A mesothelioma doctor believes that lives might be saved if people exposed to asbestos in the workplace received annual chest X-rays.
Asbestos is the cause of malignant mesothelioma, an aggressive cancer that affects the membranes around the lungs, heart or abdomen. Asbestos is still used in some industrial applications and is present in the insulation, floor tiles and shingles of tens of thousands of older homes and buildings. People who work or live around asbestos are at significantly higher risk of eventually developing mesothelioma.
There is, as yet, no way of predicting which asbestos exposed individuals will develop mesothelioma, but, as with many cancers, early detection improves the odds of survival. Because mesothelioma usually does not cause many symptoms until in its later stages, Surgery Department Chairman Roy Smythe, MD, of Texas A & M University Health Sciences Center College of Medicine recommends an annual chest X-ray for people who worked around asbestos in that area’s Alcoa plant. “I’ve seen hundreds of patients with [mesothelioma] in my career and I’ve seen less than five with Stage I,” Smythe told a local newspaper.
But getting regular chest X-rays may not be easy for every asbestos-exposed person. Although some employers do pay for annual X-rays as a way to detect signs of mesothelioma and other asbestos diseases in the absence of symptoms, it is not a requirement of the Occupational Safety and Health Administration’s mesothelioma surveillance guidelines.
OSHA requires employers to institute a medical surveillance program for “all employees who are or will be exposed to asbestos at or above the permissible exposure limit (0.1 fiber per cubic centimeter of air).” That program must include annual exams during which case histories are taken, surveys are completed, and pulmonary function tests administered. The use of X-rays or other laboratory tests are left up to the discretion of the physician. OSHA requires that this surveillance be free to the patient.
The National Institute of Occupational Safety and Health (NIOSH) estimates that 1.3 million people have worked in jobs that may have exposed them to asbestos. To reduce workers’ mesothelioma risk, federal regulations require that these workers be provided with special training, warnings, and protective gear and that their exposure time be limited.

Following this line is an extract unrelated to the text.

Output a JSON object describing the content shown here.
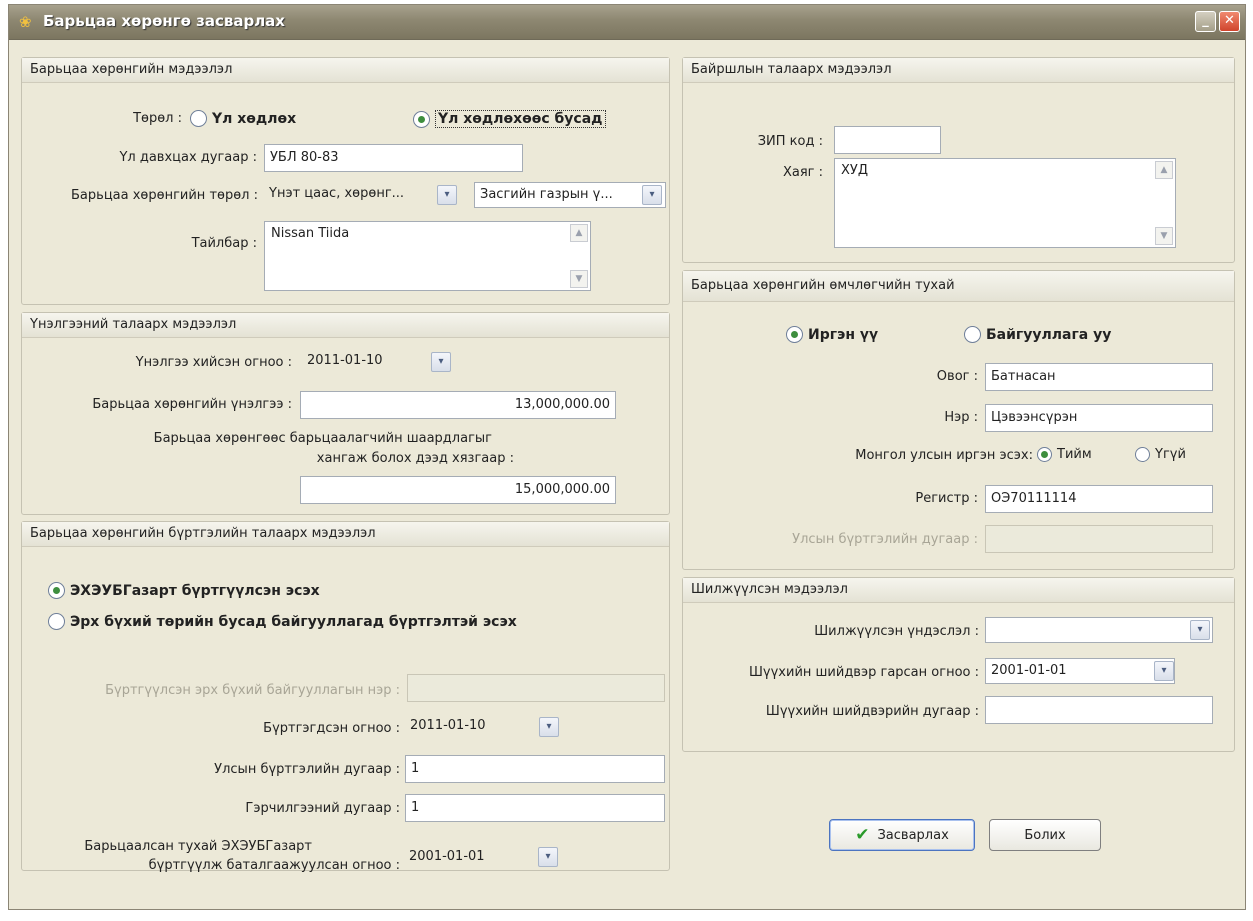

Medical surveillance guidelines for asbestos – non-mandatory, Occupational Safety & Health Administration Regulations, OSHA website.